Monday, 28 April 2014
I hope to get them assembled and painted ASAP, but until then, here's an unboxing (well, un-jiffybagging) post!
First off this nifty WW1 British truck. As you can see the main piece is resin, with separate and therefore detachable resin cab cover and tarpaulin.
The metal bits consist of the wheels, brake/gear levers, the straps that connect the bonnet to the cab cover, and a driver and passenger. I particularly like the latter, who is grimly clutching his rifle while his coat collar is turned up to protect him from the elements.
The only slightly tricky procedure so far has been the drilling of the wheel hubs and axles, as I think pinning the wheels will stand me in greater stead than just glueing them on.

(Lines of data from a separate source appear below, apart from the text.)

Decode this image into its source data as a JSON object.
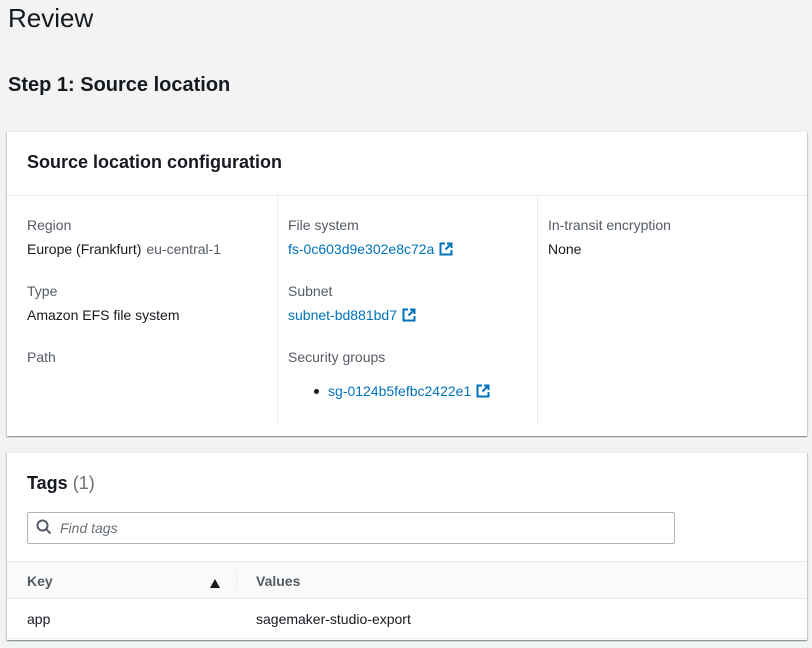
{
  "page": {
    "title": "Review"
  },
  "step": {
    "title": "Step 1: Source location"
  },
  "config": {
    "header": "Source location configuration",
    "region": {
      "label": "Region",
      "name": "Europe (Frankfurt)",
      "code": "eu-central-1"
    },
    "type": {
      "label": "Type",
      "value": "Amazon EFS file system"
    },
    "path": {
      "label": "Path"
    },
    "file_system": {
      "label": "File system",
      "value": "fs-0c603d9e302e8c72a"
    },
    "subnet": {
      "label": "Subnet",
      "value": "subnet-bd881bd7"
    },
    "security_groups": {
      "label": "Security groups",
      "items": [
        "sg-0124b5fefbc2422e1"
      ]
    },
    "encryption": {
      "label": "In-transit encryption",
      "value": "None"
    }
  },
  "tags": {
    "title": "Tags",
    "count": "(1)",
    "search_placeholder": "Find tags",
    "columns": {
      "key": "Key",
      "values": "Values"
    },
    "sort": {
      "column": "Key",
      "direction": "ascending"
    },
    "rows": [
      {
        "key": "app",
        "value": "sagemaker-studio-export"
      }
    ]
  },
  "colors": {
    "link": "#0073bb",
    "background": "#f2f3f3",
    "text": "#16191f",
    "muted": "#545b64"
  },
  "icons": {
    "external_link": "external-link-icon",
    "search": "search-icon",
    "sort": "sort-ascending-icon"
  }
}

The pieces are very well cast and, writing this mid-clean up, aren't giving me too much trouble with removing flash and such. It seems quite a chunky beast so it'll be interesting to see how it compares size-wise with my 1/48 Tamiya and 1/50 Corgi vehicles.
Next up is this cracking Yeomanry armoured car - designed to represent the numerous privately commissioned armoured cars of the period.

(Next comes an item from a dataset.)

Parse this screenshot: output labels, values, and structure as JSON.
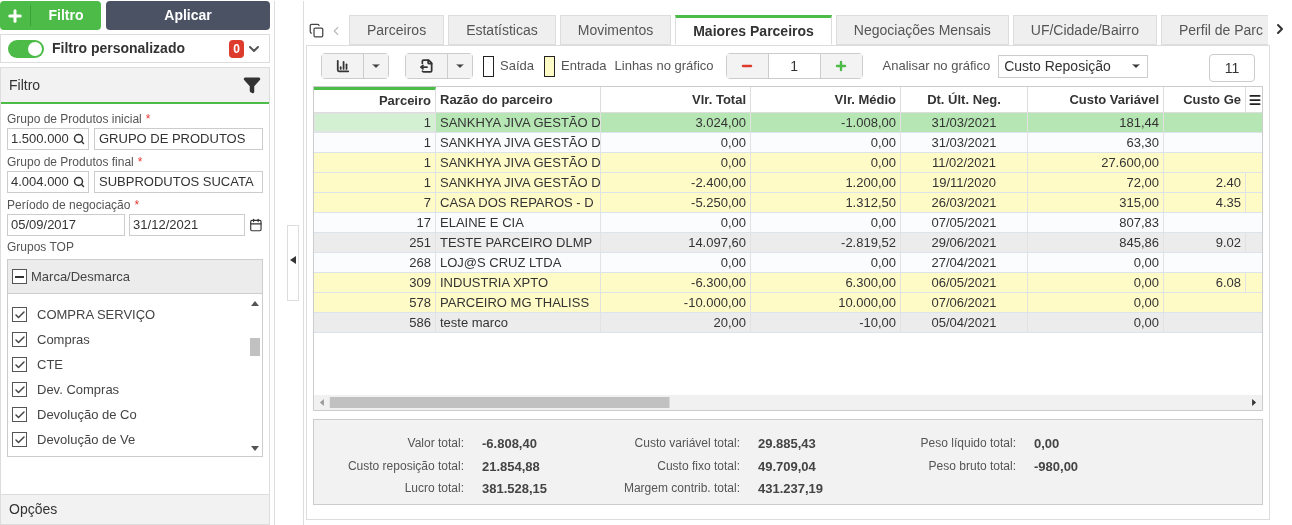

Again the main body is resin, with two resin armoured rear wheels and metal front wheels and hatch covers.
Note that there are four hatches, so plenty of scope for conversion with lots of figures or weapons poking out! The vehicle also has three lamps attached to it, so it could easily be used as some sort of armoured scout vehicle.
Again mid-clean I'm not having any headaches with the filing and snipping and there are no awkward mould lines or the like. As above I'm going to drill and pin the front wheels on.
Perhaps my favourite part of this kit is the figure that accompanied it (I don't know if this is usually part of the purchase) - a chap holding a rifle and nattily dressed in Oxford bags and tank-top.
Stay tuned then folks!
Tuesday, 22 April 2014
No I'm not about to burst into an Avril Lavigne song, but ignoring Spode’s calls to make the British bicycle the transport of choice, have given one of his chaps a pair of roller skates.
My VBCW collection has a number of figures I can use as messengers/runners, including horsemen, motorcyclists, cyclists and of course the roller skater from the Musketeer militia range.
However I didn't have anything that I could specifically use for my Blackshorts, so I looked to the remains of my Perry plastic WW2 8th Army sprue, added a little greenstuff and some bits for the wheels and voilà!
Friday, 11 April 2014
During a mooch around my local Hobbycraft I came across a 1:35 Tamiya jerry can set, which consists of six oil drums, a bunch of jerry cans and some buckets. Although 1:35 is a larger size than whatever scale 28mm is supposed to be, they would do quite nicely for scenery, battlefield scatter or objective markers (or jump-off points if I'm playing Chain of Command).
Using up some spare bases, I put these in varying positions, enlivened with the odd jerry can (maybe not strictly historical, but hey-ho), buckets and a scratch built mop and map (a square of folded-then-unfolded metallic sticky tape, held in place by a large rock, aka a bit of dry Milliput).
After painting them and drybrushing on some wear and tear, I added a few 'decals' (pictures copied off the internet and printed out on sticky labels) and did my usual basing.
I also bought a Tamiya 1:35 brick wall set - useable for large walls at 28mm if you don't look too closely. After glueing some sections together I decided to leave some of the ends open-ended, so that they could be fitted together either as straight sections or corners.
In order to achieve the red brick with light mortar look so common in this neck of the woods, I undercoated these white and then drybrushed them with Vallejo Amaranth Red. A light slap of quickshade toned them down a bit, followed by some selective drybrushing with Olive Green and Beige Red, on individual bricks for the latter.
I then added my usual basing stuff and a scatter of my greenery mix and, well, they've come out pretty good I reckon!